Component data from apps and pages

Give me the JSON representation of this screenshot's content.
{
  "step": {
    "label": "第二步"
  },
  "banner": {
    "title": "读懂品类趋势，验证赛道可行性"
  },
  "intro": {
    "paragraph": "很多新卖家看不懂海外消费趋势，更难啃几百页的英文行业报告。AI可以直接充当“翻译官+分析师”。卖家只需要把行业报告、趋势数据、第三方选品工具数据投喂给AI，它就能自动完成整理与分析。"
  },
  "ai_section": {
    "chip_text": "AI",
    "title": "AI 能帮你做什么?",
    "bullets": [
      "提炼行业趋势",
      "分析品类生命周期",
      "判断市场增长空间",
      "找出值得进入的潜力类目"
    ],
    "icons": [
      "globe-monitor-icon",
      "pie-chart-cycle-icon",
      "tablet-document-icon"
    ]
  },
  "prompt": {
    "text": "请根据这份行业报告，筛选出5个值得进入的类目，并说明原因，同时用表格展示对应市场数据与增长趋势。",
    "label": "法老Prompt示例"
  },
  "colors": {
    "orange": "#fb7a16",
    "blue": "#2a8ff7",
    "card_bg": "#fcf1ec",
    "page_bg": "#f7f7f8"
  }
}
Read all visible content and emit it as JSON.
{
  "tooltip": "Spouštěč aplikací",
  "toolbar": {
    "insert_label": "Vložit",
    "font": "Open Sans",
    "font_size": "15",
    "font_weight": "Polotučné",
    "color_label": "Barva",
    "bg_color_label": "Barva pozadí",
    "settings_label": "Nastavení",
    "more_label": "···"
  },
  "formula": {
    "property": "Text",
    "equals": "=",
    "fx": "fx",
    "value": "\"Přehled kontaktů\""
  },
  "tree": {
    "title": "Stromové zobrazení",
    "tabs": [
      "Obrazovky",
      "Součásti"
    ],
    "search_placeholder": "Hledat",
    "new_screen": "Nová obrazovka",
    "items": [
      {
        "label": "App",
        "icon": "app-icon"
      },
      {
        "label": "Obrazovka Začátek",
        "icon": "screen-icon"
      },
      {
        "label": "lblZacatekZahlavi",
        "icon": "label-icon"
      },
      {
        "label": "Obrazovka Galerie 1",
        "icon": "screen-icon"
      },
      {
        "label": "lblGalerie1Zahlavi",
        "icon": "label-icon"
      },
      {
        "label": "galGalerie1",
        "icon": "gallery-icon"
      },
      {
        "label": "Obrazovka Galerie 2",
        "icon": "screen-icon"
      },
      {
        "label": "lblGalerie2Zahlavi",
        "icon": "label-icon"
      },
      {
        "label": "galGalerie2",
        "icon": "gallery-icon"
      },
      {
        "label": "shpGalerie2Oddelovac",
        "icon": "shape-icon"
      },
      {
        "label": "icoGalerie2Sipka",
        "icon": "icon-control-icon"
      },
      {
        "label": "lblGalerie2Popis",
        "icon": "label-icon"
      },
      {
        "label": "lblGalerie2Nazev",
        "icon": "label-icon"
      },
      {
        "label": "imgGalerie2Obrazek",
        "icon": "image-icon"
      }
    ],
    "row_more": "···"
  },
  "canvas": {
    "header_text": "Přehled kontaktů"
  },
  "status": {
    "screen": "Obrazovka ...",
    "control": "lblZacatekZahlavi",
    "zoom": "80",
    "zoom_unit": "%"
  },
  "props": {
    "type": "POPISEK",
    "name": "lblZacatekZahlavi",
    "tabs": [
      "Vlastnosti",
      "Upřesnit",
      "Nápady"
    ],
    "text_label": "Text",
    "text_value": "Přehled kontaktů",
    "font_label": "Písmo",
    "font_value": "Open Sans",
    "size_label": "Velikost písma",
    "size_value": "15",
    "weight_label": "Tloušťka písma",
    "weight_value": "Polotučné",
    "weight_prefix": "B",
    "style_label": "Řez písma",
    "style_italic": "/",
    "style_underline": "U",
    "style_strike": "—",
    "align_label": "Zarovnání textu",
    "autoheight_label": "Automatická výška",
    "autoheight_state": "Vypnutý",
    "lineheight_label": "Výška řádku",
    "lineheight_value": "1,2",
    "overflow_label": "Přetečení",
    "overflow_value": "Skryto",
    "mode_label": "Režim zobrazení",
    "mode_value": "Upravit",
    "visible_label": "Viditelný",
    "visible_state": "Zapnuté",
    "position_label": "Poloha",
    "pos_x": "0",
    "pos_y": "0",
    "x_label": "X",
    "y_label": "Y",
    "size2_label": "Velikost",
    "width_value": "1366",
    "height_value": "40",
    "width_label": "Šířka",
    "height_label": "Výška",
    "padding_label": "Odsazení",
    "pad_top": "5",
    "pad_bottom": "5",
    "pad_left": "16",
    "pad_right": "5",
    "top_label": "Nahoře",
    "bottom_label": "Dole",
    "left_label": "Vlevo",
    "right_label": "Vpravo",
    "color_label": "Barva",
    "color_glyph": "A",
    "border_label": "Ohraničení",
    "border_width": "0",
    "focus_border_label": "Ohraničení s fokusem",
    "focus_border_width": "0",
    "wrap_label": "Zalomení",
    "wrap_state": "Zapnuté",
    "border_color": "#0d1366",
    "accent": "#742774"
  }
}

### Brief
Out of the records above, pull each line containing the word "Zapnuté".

### Answer for this exercise
    "visible_state": "Zapnuté",
    "wrap_state": "Zapnuté",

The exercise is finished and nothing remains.